  • Emma Lazarus is famous for writing “The New Colossus”, the final lines of which are engraved on a plaque on the pedestal of the Statue.  The sonnet was commissioned as part of the efforts to raise money for the pedestal and you are sure to recognise parts of it: “Give me your tired, your poor, your huddled masses yearning to breathe free”.

As I walked around to the front of the statue, the clouds parted and there was a burst of sunshine.  I was so pleased!  It didn’t last long but I was happy with the photos I got.

I learned quite a few interesting points about the Statue.  She is made of copper and weathering has turned her the green colour she is today.  There are 310 pieces of shaped copper that make up her body and the copper sheets are only as thin as two pennies.  Her torch represents enlightenment and the notion that law and reason develop through scholarly pursuits in democratic society. 

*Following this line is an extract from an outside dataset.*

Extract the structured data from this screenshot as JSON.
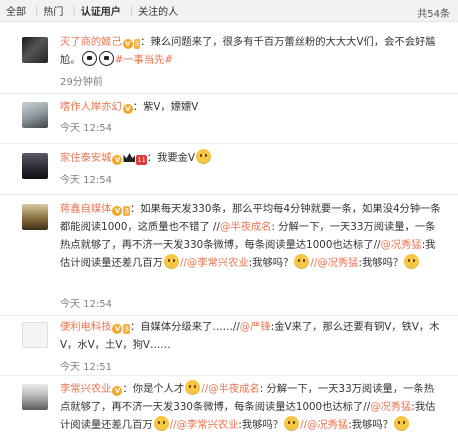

The seven spikes on her crown represent the seven continents and she gazes towards the old world, the world of emperors and kings.  The inscription on her tablet reads “July IV, MDCCLXXVI” which is the date the declaration of independence was signed (July 4th, 1776).

The cloak of the statue was meant to bring to mind the Roman goddess of liberty, Libertas.  Her feet are actually stepping forwards as if she might step off the pedestal.  This is to represent the idea of progress, moving forward, breaking the shackles.  Finally, her facial features show strength and determination.  Shoo!  I will never take the Statue for granted again!  This is such a rich source of idealism and symbolism – it really is amazing!

I then hopped onto the ferry again and went off to Ellis Island.

Ellis Island was one of the best experiences of my whole trip by far.  Ellis Island is “the symbol of American immigration and the immigration experience” according to their website and while the Statue would have been the first thing immigrants saw as they entered new York harbour, they would have spent the most important part of their immigration experience at Ellis Island.

I spent a long time going through the full exhibition at Ellis Island, reading up on the immigrants’ experiences and the psychological and physical tests that they would have taken. 

Actual immigrants' luggage

As I walked up the stairs and into the Registry Room, I was quite awed and almost had tears in my eyes.  It was a strangely touching experience which was greatly enhanced by taking the audio tour that came free with my CityPass ticket.  By the way, if you ever have the opportunity, I’d always recommend taking audio tours.  You don’t have to listen to them if they are bad but they are often really informative. 

The Registry Room

The Hearing Room and samples of foreign currency that the immigrants brought with them

All told, the exhibition at Ellis Island is fantastic with loads of artefacts and pieces of real New York history.  They stopped using Ellis Island as the main facility for immigrants entering the US in 1954 but visiting Ellis Island makes it all seem so real. Don’t be tempted to miss it out!